**What you have to do:** Reply solely with the number of lines, in the records underneath, that include the word "this".

[Component data from apps and pages]
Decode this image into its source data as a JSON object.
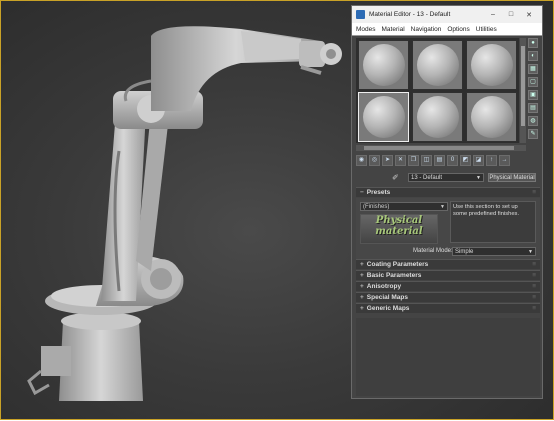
{
  "window": {
    "title": "Material Editor - 13 - Default",
    "minimize": "–",
    "maximize": "□",
    "close": "✕"
  },
  "menu": [
    "Modes",
    "Material",
    "Navigation",
    "Options",
    "Utilities"
  ],
  "icons": {
    "app": "material-editor-icon",
    "picker": "eyedropper-icon"
  },
  "material": {
    "name": "13 - Default",
    "type": "Physical Material"
  },
  "presets": {
    "header": "Presets",
    "finishes": "(Finishes)",
    "logo_line1": "Physical",
    "logo_line2": "material",
    "hint": "Use this section to set up some predefined finishes.",
    "mode_label": "Material Mode:",
    "mode_value": "Simple"
  },
  "rollouts": [
    "Coating Parameters",
    "Basic Parameters",
    "Anisotropy",
    "Special Maps",
    "Generic Maps"
  ],
  "colors": {
    "viewport_border": "#c9a227",
    "sample_active": "#eeeeee"
  }
}
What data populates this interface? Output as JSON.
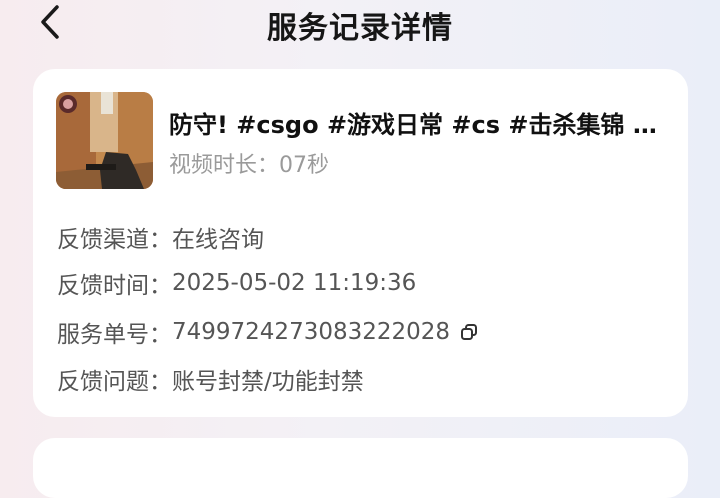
{
  "header": {
    "title": "服务记录详情"
  },
  "video": {
    "title": "防守! #csgo #游戏日常 #cs #击杀集锦 …",
    "duration_label": "视频时长：",
    "duration_value": "07秒"
  },
  "details": [
    {
      "label": "反馈渠道：",
      "value": "在线咨询"
    },
    {
      "label": "反馈时间：",
      "value": "2025-05-02 11:19:36"
    },
    {
      "label": "服务单号：",
      "value": "7499724273083222028"
    },
    {
      "label": "反馈问题：",
      "value": "账号封禁/功能封禁"
    }
  ],
  "icons": {
    "back": "chevron-left-icon",
    "copy": "copy-icon"
  }
}
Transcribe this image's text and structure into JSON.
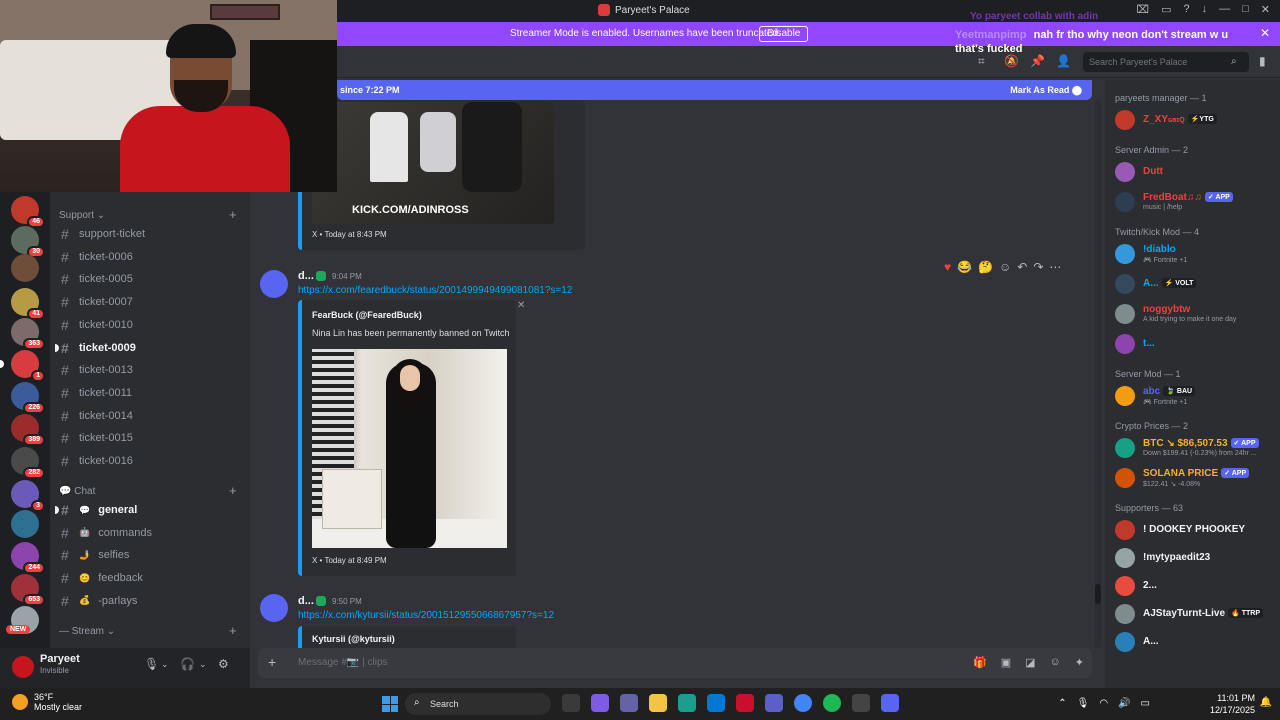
{
  "window": {
    "title": "Paryeet's Palace",
    "controls": [
      "—",
      "□",
      "✕"
    ]
  },
  "stream_overlay": {
    "faded_text": "Yo paryeet collab with adin",
    "user": "Yeetmanpimp",
    "message": "nah fr tho why neon don't stream w u that's fucked"
  },
  "banner": {
    "text": "Streamer Mode is enabled. Usernames have been truncated.",
    "disable_label": "Disable",
    "close": "✕"
  },
  "header": {
    "search_placeholder": "Search Paryeet's Palace"
  },
  "new_messages": {
    "text": "since 7:22 PM",
    "mark_label": "Mark As Read"
  },
  "servers": {
    "badges": [
      "46",
      "30",
      "",
      "41",
      "363",
      "1",
      "226",
      "389",
      "282",
      "3",
      "244",
      "653",
      ""
    ],
    "new_label": "NEW"
  },
  "channels": {
    "support_category": "Support",
    "support": [
      {
        "name": "support-ticket",
        "bold": false
      },
      {
        "name": "ticket-0006",
        "bold": false
      },
      {
        "name": "ticket-0005",
        "bold": false
      },
      {
        "name": "ticket-0007",
        "bold": false
      },
      {
        "name": "ticket-0010",
        "bold": false
      },
      {
        "name": "ticket-0009",
        "bold": true
      },
      {
        "name": "ticket-0013",
        "bold": false
      },
      {
        "name": "ticket-0011",
        "bold": false
      },
      {
        "name": "ticket-0014",
        "bold": false
      },
      {
        "name": "ticket-0015",
        "bold": false
      },
      {
        "name": "ticket-0016",
        "bold": false
      }
    ],
    "chat_category": "Chat",
    "chat": [
      {
        "emoji": "💬",
        "name": "general",
        "bold": true
      },
      {
        "emoji": "🤖",
        "name": "commands",
        "bold": false
      },
      {
        "emoji": "🤳",
        "name": "selfies",
        "bold": false
      },
      {
        "emoji": "😊",
        "name": "feedback",
        "bold": false
      },
      {
        "emoji": "💰",
        "name": "-parlays",
        "bold": false
      }
    ],
    "stream_category": "Stream"
  },
  "user_panel": {
    "name": "Paryeet",
    "status": "Invisible"
  },
  "messages": {
    "embed1": {
      "watermark": "KICK.COM/ADINROSS",
      "footer": "X • Today at 8:43 PM"
    },
    "msg2": {
      "user": "d...",
      "time": "9:04 PM",
      "link": "https://x.com/fearedbuck/status/2001499949499081081?s=12",
      "author": "FearBuck (@FearedBuck)",
      "desc": "Nina Lin has been permanently banned on Twitch",
      "footer": "X • Today at 8:49 PM"
    },
    "msg3": {
      "user": "d...",
      "time": "9:50 PM",
      "link": "https://x.com/kytursii/status/2001512955066867957?s=12",
      "author": "Kytursii (@kytursii)"
    }
  },
  "composer": {
    "placeholder": "Message #📷 | clips"
  },
  "members": {
    "groups": [
      {
        "title": "paryeets manager — 1",
        "members": [
          {
            "name": "Z_XY",
            "suffix": "ɢʙɪQ",
            "tag": "⚡YTG",
            "color": "#f23f42",
            "sub": ""
          }
        ]
      },
      {
        "title": "Server Admin — 2",
        "members": [
          {
            "name": "Dutt",
            "suffix": "",
            "tag": "",
            "color": "#f23f42",
            "sub": ""
          },
          {
            "name": "FredBoat♫♫",
            "suffix": "",
            "tag": "✓ APP",
            "color": "#f23f42",
            "sub": "music | /help"
          }
        ]
      },
      {
        "title": "Twitch/Kick Mod — 4",
        "members": [
          {
            "name": "!diablo",
            "suffix": "",
            "tag": "",
            "color": "#00a8fc",
            "sub": "🎮 Fortnite +1"
          },
          {
            "name": "A...",
            "suffix": "",
            "tag": "⚡ VOLT",
            "color": "#00a8fc",
            "sub": ""
          },
          {
            "name": "noggybtw",
            "suffix": "",
            "tag": "",
            "color": "#f23f42",
            "sub": "A kid trying to make it one day"
          },
          {
            "name": "t...",
            "suffix": "",
            "tag": "",
            "color": "#00a8fc",
            "sub": ""
          }
        ]
      },
      {
        "title": "Server Mod — 1",
        "members": [
          {
            "name": "abc",
            "suffix": "",
            "tag": "🍃 BAU",
            "color": "#5865f2",
            "sub": "🎮 Fortnite +1"
          }
        ]
      },
      {
        "title": "Crypto Prices — 2",
        "members": [
          {
            "name": "BTC ↘ $86,507.53",
            "suffix": "",
            "tag": "✓ APP",
            "color": "#f0b232",
            "sub": "Down $199.41 (-0.23%) from 24hr ..."
          },
          {
            "name": "SOLANA PRICE",
            "suffix": "",
            "tag": "✓ APP",
            "color": "#f0b232",
            "sub": "$122.41 ↘ -4.08%"
          }
        ]
      },
      {
        "title": "Supporters — 63",
        "members": [
          {
            "name": "! DOOKEY PHOOKEY",
            "suffix": "",
            "tag": "",
            "color": "#f2f3f5",
            "sub": ""
          },
          {
            "name": "!mytypaedit23",
            "suffix": "",
            "tag": "",
            "color": "#f2f3f5",
            "sub": ""
          },
          {
            "name": "2...",
            "suffix": "",
            "tag": "",
            "color": "#f2f3f5",
            "sub": ""
          },
          {
            "name": "AJStayTurnt-Live",
            "suffix": "",
            "tag": "🔥 TTRP",
            "color": "#f2f3f5",
            "sub": ""
          },
          {
            "name": "A...",
            "suffix": "",
            "tag": "",
            "color": "#f2f3f5",
            "sub": ""
          }
        ]
      }
    ]
  },
  "taskbar": {
    "temp": "36°F",
    "weather": "Mostly clear",
    "weather_badge": "2",
    "search": "Search",
    "time": "11:01 PM",
    "date": "12/17/2025"
  }
}
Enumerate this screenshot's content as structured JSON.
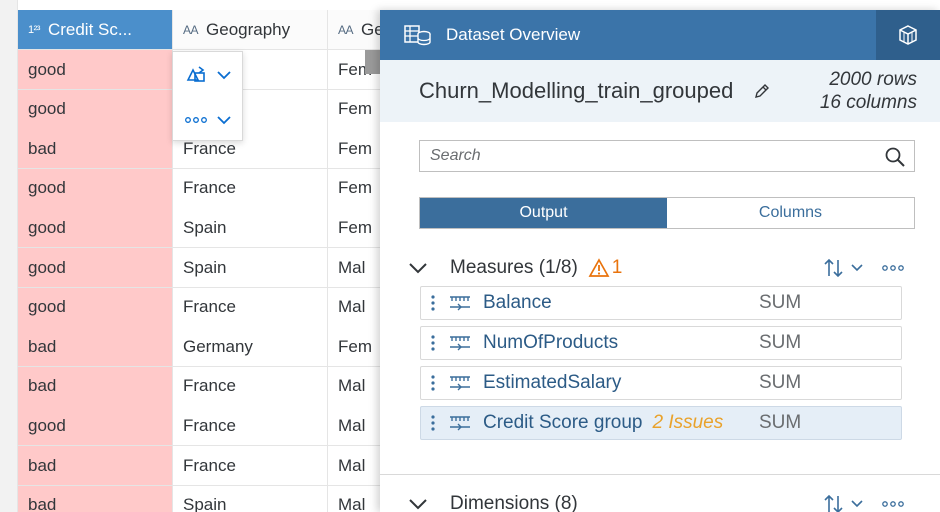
{
  "grid": {
    "columns": [
      {
        "type_label": "1²³",
        "name": "Credit Sc..."
      },
      {
        "type_label": "AA",
        "name": "Geography"
      },
      {
        "type_label": "AA",
        "name": "Ge"
      }
    ],
    "rows": [
      {
        "credit": "good",
        "geo": "",
        "gen": "Fem"
      },
      {
        "credit": "good",
        "geo": "",
        "gen": "Fem"
      },
      {
        "credit": "bad",
        "geo": "France",
        "gen": "Fem"
      },
      {
        "credit": "good",
        "geo": "France",
        "gen": "Fem"
      },
      {
        "credit": "good",
        "geo": "Spain",
        "gen": "Fem"
      },
      {
        "credit": "good",
        "geo": "Spain",
        "gen": "Mal"
      },
      {
        "credit": "good",
        "geo": "France",
        "gen": "Mal"
      },
      {
        "credit": "bad",
        "geo": "Germany",
        "gen": "Fem"
      },
      {
        "credit": "bad",
        "geo": "France",
        "gen": "Mal"
      },
      {
        "credit": "good",
        "geo": "France",
        "gen": "Mal"
      },
      {
        "credit": "bad",
        "geo": "France",
        "gen": "Mal"
      },
      {
        "credit": "bad",
        "geo": "Spain",
        "gen": "Mal"
      }
    ]
  },
  "panel": {
    "title": "Dataset Overview",
    "dataset_name": "Churn_Modelling_train_grouped",
    "rows_text": "2000 rows",
    "columns_text": "16 columns",
    "search_placeholder": "Search",
    "tabs": {
      "output": "Output",
      "columns": "Columns"
    },
    "measures": {
      "title": "Measures (1/8)",
      "warning_count": "1",
      "items": [
        {
          "name": "Balance",
          "issue": "",
          "agg": "SUM"
        },
        {
          "name": "NumOfProducts",
          "issue": "",
          "agg": "SUM"
        },
        {
          "name": "EstimatedSalary",
          "issue": "",
          "agg": "SUM"
        },
        {
          "name": "Credit Score group",
          "issue": "2 Issues",
          "agg": "SUM"
        }
      ]
    },
    "dimensions": {
      "title": "Dimensions (8)"
    }
  },
  "colors": {
    "header_blue": "#3b74a9",
    "selected_column": "#4b8fcb",
    "bad_cell": "#ffc9c9",
    "warning": "#e9730c",
    "issue_text": "#e9a22b"
  }
}
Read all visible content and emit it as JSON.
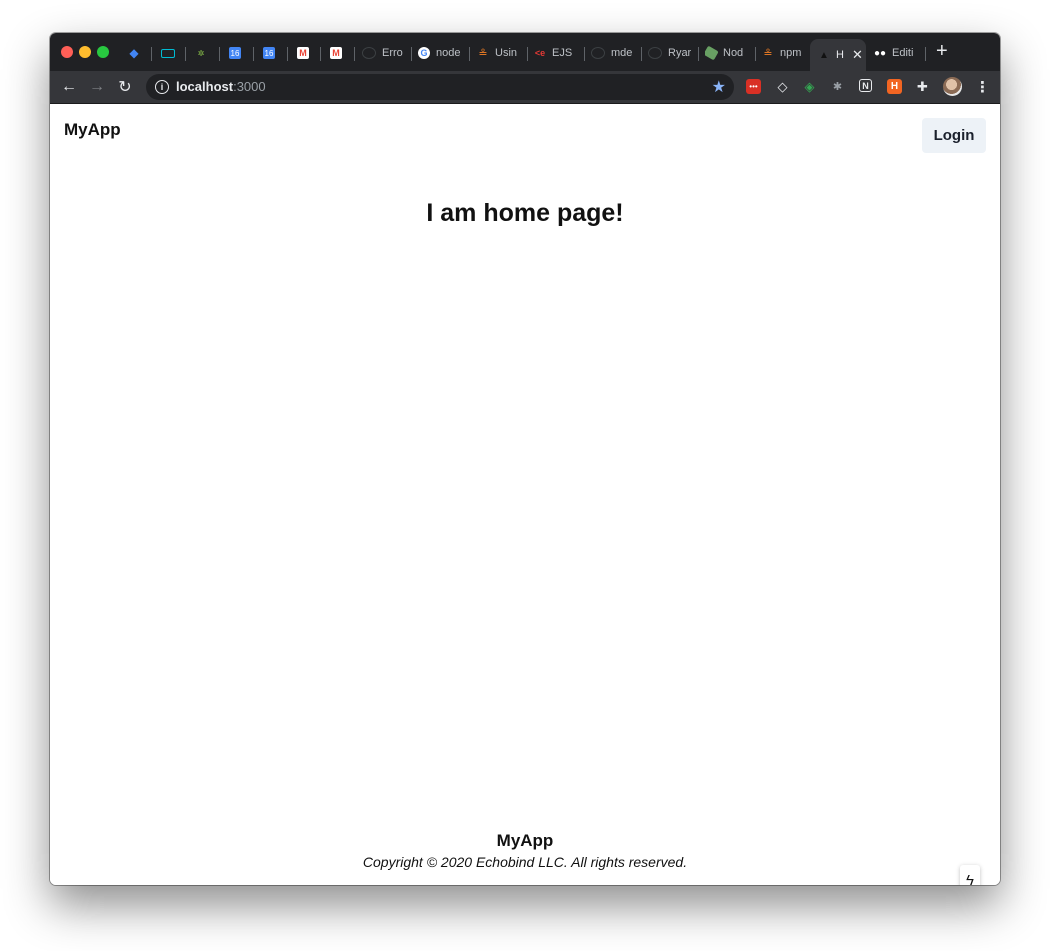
{
  "browser": {
    "tabs": [
      {
        "label": "",
        "icon": "gem-icon",
        "color": "#4285f4"
      },
      {
        "label": "",
        "icon": "screen-icon",
        "color": "#00bcd4"
      },
      {
        "label": "",
        "icon": "sparkle-icon",
        "color": "#8bc34a"
      },
      {
        "label": "",
        "icon": "calendar-icon",
        "color": "#4285f4",
        "glyph": "16"
      },
      {
        "label": "",
        "icon": "calendar-icon",
        "color": "#4285f4",
        "glyph": "16"
      },
      {
        "label": "",
        "icon": "gmail-icon",
        "color": "#ea4335"
      },
      {
        "label": "",
        "icon": "gmail-icon",
        "color": "#ea4335"
      },
      {
        "label": "Erro",
        "icon": "github-icon",
        "color": "#3c4043"
      },
      {
        "label": "node",
        "icon": "google-icon",
        "color": "#ffffff"
      },
      {
        "label": "Usin",
        "icon": "stackoverflow-icon",
        "color": "#f48024"
      },
      {
        "label": "EJS",
        "icon": "ejs-icon",
        "color": "#b4ca65"
      },
      {
        "label": "mde",
        "icon": "github-icon",
        "color": "#3c4043"
      },
      {
        "label": "Ryar",
        "icon": "github-icon",
        "color": "#3c4043"
      },
      {
        "label": "Nod",
        "icon": "nodejs-icon",
        "color": "#68a063"
      },
      {
        "label": "npm",
        "icon": "stackoverflow-icon",
        "color": "#f48024"
      },
      {
        "label": "H",
        "icon": "drop-icon",
        "color": "#111111",
        "active": true
      },
      {
        "label": "Editi",
        "icon": "medium-icon",
        "color": "#ffffff"
      }
    ],
    "address": {
      "host": "localhost",
      "port": ":3000"
    }
  },
  "app": {
    "brand": "MyApp",
    "login_label": "Login",
    "heading": "I am home page!",
    "footer_brand": "MyApp",
    "footer_copyright": "Copyright © 2020 Echobind LLC. All rights reserved."
  },
  "colors": {
    "login_bg": "#edf2f7",
    "tab_strip": "#202124",
    "toolbar": "#35363a"
  }
}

**Written solution:** 5